* EXERCISE OBJECTIVE
Write out everything in the records exactly, apart from the pictures.

* SUPPLIED MATERIAL
========================================
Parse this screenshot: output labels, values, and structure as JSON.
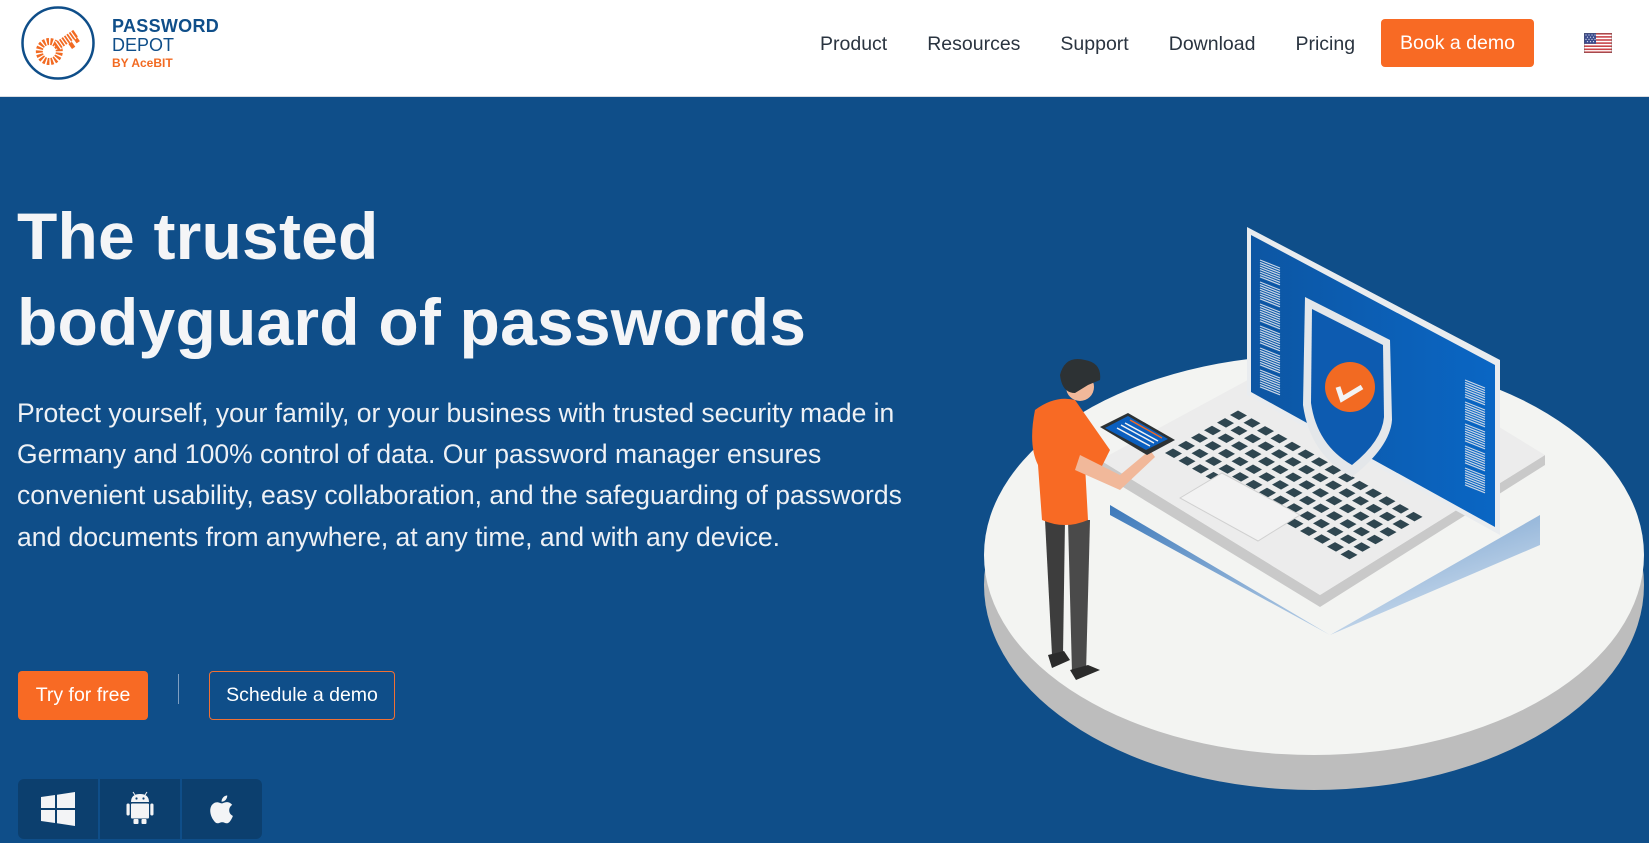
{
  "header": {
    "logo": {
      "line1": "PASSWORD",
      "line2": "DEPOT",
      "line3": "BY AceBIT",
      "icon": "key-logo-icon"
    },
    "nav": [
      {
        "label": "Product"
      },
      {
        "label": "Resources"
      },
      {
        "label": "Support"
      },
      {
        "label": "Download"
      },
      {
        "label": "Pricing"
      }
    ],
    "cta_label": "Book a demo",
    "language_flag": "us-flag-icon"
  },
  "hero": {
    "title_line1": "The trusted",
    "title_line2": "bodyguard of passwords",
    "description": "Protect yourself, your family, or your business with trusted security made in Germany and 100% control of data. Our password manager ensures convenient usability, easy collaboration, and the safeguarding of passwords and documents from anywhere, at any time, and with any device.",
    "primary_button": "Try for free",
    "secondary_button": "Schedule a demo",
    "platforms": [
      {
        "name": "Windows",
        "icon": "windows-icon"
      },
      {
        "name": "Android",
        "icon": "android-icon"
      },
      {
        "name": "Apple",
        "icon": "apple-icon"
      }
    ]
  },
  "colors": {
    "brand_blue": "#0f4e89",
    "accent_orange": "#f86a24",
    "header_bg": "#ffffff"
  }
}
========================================
* EXERCISE RESPONSE
Parse this screenshot: output labels, values, and structure as JSON.
{
  "header": {
    "logo": {
      "line1": "PASSWORD",
      "line2": "DEPOT",
      "line3": "BY AceBIT",
      "icon": "key-logo-icon"
    },
    "nav": [
      {
        "label": "Product"
      },
      {
        "label": "Resources"
      },
      {
        "label": "Support"
      },
      {
        "label": "Download"
      },
      {
        "label": "Pricing"
      }
    ],
    "cta_label": "Book a demo",
    "language_flag": "us-flag-icon"
  },
  "hero": {
    "title_line1": "The trusted",
    "title_line2": "bodyguard of passwords",
    "description": "Protect yourself, your family, or your business with trusted security made in Germany and 100% control of data. Our password manager ensures convenient usability, easy collaboration, and the safeguarding of passwords and documents from anywhere, at any time, and with any device.",
    "primary_button": "Try for free",
    "secondary_button": "Schedule a demo",
    "platforms": [
      {
        "name": "Windows",
        "icon": "windows-icon"
      },
      {
        "name": "Android",
        "icon": "android-icon"
      },
      {
        "name": "Apple",
        "icon": "apple-icon"
      }
    ]
  },
  "colors": {
    "brand_blue": "#0f4e89",
    "accent_orange": "#f86a24",
    "header_bg": "#ffffff"
  }
}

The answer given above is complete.